  7. Children and young people with SEND who have the greatest level of need may require an Education, Health and Care Plan (EHCP). These plans will look at all of the child’s needs and will bring together coordinated support services from Education, Health and Care to achieve agreed outcomes.
  8. The Act places a duty in the LA to ensure a child or a young person with an EHC Plan is educated in a mainstream setting unless this goes against the wishes of the child/young person or their parent, or would impact on the efficient education of others, and no reasonable steps can be taken to overcome this.
  9. Everyone with an Education, Health and Care Plan will have the right to ask for a Personal Budget for some parts of the plan, if they want one. However, personal budgets will not be suitable or available for everyone. It will depend on a child’s individual needs (e.g. whether they receive Continuing Health Care or have an existing Social Care package) and what the school already provides as part of their ‘local offer’.
  10. All LAs must develop a ‘Local Offer as a website providing information on all Education, Health and Care services available locally for children and young people with SEND. The Local Offer must also include information on eligibility criteria for services and the steps parents can take if they are unhappy with the service they are receiving.
  11. The Local Offer must say what the LA expects local schools to deliver to children with SEND in the new single category of SEND Support, from within their existing school budgets.
  12. LAs must publish comments they receive via the Local Offer together with their response, including details of any action taken. The comments received must be used by the LA and their health partners to understand local needs, identify gaps in services, and make changes that will improve outcomes for local children with SEND.
  13. LAs are expected to resolve disagreements at the earliest possible stage, to reduce the
    number of Tribunal hearings.

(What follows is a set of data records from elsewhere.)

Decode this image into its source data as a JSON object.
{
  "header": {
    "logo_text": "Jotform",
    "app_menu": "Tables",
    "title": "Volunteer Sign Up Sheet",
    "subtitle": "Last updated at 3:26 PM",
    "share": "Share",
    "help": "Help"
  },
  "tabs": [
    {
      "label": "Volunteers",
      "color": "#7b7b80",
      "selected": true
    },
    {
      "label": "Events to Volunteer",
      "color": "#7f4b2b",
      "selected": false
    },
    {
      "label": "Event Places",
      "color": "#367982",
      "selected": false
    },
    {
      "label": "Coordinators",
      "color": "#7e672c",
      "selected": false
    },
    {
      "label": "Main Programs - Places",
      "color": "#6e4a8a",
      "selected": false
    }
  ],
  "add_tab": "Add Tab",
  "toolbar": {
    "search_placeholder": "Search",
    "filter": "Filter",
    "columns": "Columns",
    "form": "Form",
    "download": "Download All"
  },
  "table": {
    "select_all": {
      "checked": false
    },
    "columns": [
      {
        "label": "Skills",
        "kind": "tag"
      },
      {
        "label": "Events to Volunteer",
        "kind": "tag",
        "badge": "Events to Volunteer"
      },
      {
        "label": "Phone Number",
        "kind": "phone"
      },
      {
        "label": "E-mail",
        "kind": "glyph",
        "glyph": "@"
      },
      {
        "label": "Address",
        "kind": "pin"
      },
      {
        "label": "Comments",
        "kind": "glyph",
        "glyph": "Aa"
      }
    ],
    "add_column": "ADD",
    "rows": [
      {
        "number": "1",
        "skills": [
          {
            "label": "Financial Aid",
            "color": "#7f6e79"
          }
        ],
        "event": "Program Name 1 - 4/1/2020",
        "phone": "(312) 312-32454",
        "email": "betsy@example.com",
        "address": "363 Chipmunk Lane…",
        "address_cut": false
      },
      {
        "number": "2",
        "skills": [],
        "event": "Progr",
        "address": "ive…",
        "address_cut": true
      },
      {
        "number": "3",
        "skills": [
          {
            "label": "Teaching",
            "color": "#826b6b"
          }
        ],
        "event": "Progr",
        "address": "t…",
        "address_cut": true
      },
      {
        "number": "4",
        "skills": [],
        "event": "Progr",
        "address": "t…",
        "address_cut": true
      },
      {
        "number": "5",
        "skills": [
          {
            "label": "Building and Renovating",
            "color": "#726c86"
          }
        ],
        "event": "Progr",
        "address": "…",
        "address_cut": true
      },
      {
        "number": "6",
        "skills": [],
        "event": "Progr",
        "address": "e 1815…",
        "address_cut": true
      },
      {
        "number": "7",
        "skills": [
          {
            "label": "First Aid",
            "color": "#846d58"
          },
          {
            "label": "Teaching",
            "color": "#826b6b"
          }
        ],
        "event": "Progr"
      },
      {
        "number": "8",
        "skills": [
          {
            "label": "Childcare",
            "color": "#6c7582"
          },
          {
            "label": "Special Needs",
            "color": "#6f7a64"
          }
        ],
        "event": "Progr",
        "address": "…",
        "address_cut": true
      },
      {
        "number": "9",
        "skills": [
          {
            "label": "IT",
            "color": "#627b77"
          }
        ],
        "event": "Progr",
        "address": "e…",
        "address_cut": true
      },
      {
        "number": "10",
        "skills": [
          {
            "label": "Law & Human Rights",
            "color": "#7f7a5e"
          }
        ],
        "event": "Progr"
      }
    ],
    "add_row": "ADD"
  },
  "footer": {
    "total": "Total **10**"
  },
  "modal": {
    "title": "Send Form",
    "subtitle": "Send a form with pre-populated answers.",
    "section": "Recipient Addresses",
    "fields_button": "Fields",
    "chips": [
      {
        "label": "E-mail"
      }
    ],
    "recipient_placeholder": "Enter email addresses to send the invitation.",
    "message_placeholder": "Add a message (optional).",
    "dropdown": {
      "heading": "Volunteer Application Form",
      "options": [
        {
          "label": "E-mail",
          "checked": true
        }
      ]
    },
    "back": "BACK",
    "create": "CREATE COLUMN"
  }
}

  • The Children and Families Act 2014 (Part 3) provides the skeleton of the legal framework to support children and young people with SEND to get the provision they need. But Regulations and the SEN Code of Practice add vital operational detail.
  • Regulations contain essentials such as the time limits with which LA’s must comply when making decisions on SEND issues; duties on professionals (what, where, when and how); and details how children with SEND, but who will not be entitled to an EHC plan, should be supported.
  • The relevant regulations are:
    o The Special Educational Needs and Disability Regulations 2014
    o The Special Educational Needs (Personal Budgets) Regulations, The Special Educational Needs and Disability (Detained Persons) Regulations 2015
    o The CFA 2014 (Transitional and Saving Provisions) (No2) Order 2014

SEN Code of Practice

  • The SEND Code of Practice provides statutory guidance on duties, policies and procedures relating to Part 3 of the Children and Families Act 2014 and associated Regulations. It explains how parties should fulfill their legal duties, and gives the fine detail of the SEND system.
  • Where the Code uses the word 'must', this is a statutory requirement. All parties (LAs, Governors, all Schools and settings, Health partners) must 'have regard’ to the Code. 'Have regard' also carries heavy legal weight - like the Highway Code)
  • The SEN Code of Practice makes clear that additional intervention and support cannot compensate for a lack of good teaching. As such, it reflects that high quality teaching appropriately differentiated, is the first step to responding to SEND. The code sets out an individualised, outcome focused, graduated response to SEND that it expects to be delivered through SEND Support.